**SOURCE RECORDS:**
==========
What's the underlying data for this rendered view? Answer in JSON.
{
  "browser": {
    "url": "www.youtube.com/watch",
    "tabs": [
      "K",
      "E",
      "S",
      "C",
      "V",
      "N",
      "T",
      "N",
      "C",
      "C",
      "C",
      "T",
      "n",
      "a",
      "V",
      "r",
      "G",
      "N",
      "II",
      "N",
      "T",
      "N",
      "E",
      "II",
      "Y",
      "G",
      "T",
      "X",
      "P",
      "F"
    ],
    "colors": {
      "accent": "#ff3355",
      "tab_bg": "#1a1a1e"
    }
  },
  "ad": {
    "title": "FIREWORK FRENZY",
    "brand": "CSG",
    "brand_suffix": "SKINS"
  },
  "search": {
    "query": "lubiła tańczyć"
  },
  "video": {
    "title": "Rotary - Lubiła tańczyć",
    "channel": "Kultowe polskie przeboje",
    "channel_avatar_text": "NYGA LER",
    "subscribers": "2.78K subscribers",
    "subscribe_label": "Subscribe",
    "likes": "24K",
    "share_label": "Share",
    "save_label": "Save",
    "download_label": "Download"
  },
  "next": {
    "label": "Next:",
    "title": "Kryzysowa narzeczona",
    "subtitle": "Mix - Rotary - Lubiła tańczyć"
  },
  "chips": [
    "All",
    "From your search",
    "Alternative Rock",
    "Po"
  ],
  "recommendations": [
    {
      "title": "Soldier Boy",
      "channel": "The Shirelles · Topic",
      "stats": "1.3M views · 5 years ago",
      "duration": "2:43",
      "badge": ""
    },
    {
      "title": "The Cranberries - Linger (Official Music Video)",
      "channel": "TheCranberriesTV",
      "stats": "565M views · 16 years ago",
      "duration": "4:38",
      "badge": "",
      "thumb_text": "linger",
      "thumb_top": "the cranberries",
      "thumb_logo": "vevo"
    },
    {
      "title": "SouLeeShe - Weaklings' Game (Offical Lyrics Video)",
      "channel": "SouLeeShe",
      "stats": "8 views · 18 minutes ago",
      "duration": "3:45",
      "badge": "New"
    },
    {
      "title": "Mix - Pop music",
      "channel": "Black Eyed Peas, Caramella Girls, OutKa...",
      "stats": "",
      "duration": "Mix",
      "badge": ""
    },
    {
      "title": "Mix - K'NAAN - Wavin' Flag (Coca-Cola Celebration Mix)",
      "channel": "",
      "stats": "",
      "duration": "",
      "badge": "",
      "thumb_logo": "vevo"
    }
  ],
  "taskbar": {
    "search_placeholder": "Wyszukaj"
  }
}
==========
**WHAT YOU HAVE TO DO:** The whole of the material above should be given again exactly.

**COMPLETED EXERCISE:**
What's the underlying data for this rendered view? Answer in JSON.
{
  "browser": {
    "url": "www.youtube.com/watch",
    "tabs": [
      "K",
      "E",
      "S",
      "C",
      "V",
      "N",
      "T",
      "N",
      "C",
      "C",
      "C",
      "T",
      "n",
      "a",
      "V",
      "r",
      "G",
      "N",
      "II",
      "N",
      "T",
      "N",
      "E",
      "II",
      "Y",
      "G",
      "T",
      "X",
      "P",
      "F"
    ],
    "colors": {
      "accent": "#ff3355",
      "tab_bg": "#1a1a1e"
    }
  },
  "ad": {
    "title": "FIREWORK FRENZY",
    "brand": "CSG",
    "brand_suffix": "SKINS"
  },
  "search": {
    "query": "lubiła tańczyć"
  },
  "video": {
    "title": "Rotary - Lubiła tańczyć",
    "channel": "Kultowe polskie przeboje",
    "channel_avatar_text": "NYGA LER",
    "subscribers": "2.78K subscribers",
    "subscribe_label": "Subscribe",
    "likes": "24K",
    "share_label": "Share",
    "save_label": "Save",
    "download_label": "Download"
  },
  "next": {
    "label": "Next:",
    "title": "Kryzysowa narzeczona",
    "subtitle": "Mix - Rotary - Lubiła tańczyć"
  },
  "chips": [
    "All",
    "From your search",
    "Alternative Rock",
    "Po"
  ],
  "recommendations": [
    {
      "title": "Soldier Boy",
      "channel": "The Shirelles · Topic",
      "stats": "1.3M views · 5 years ago",
      "duration": "2:43",
      "badge": ""
    },
    {
      "title": "The Cranberries - Linger (Official Music Video)",
      "channel": "TheCranberriesTV",
      "stats": "565M views · 16 years ago",
      "duration": "4:38",
      "badge": "",
      "thumb_text": "linger",
      "thumb_top": "the cranberries",
      "thumb_logo": "vevo"
    },
    {
      "title": "SouLeeShe - Weaklings' Game (Offical Lyrics Video)",
      "channel": "SouLeeShe",
      "stats": "8 views · 18 minutes ago",
      "duration": "3:45",
      "badge": "New"
    },
    {
      "title": "Mix - Pop music",
      "channel": "Black Eyed Peas, Caramella Girls, OutKa...",
      "stats": "",
      "duration": "Mix",
      "badge": ""
    },
    {
      "title": "Mix - K'NAAN - Wavin' Flag (Coca-Cola Celebration Mix)",
      "channel": "",
      "stats": "",
      "duration": "",
      "badge": "",
      "thumb_logo": "vevo"
    }
  ],
  "taskbar": {
    "search_placeholder": "Wyszukaj"
  }
}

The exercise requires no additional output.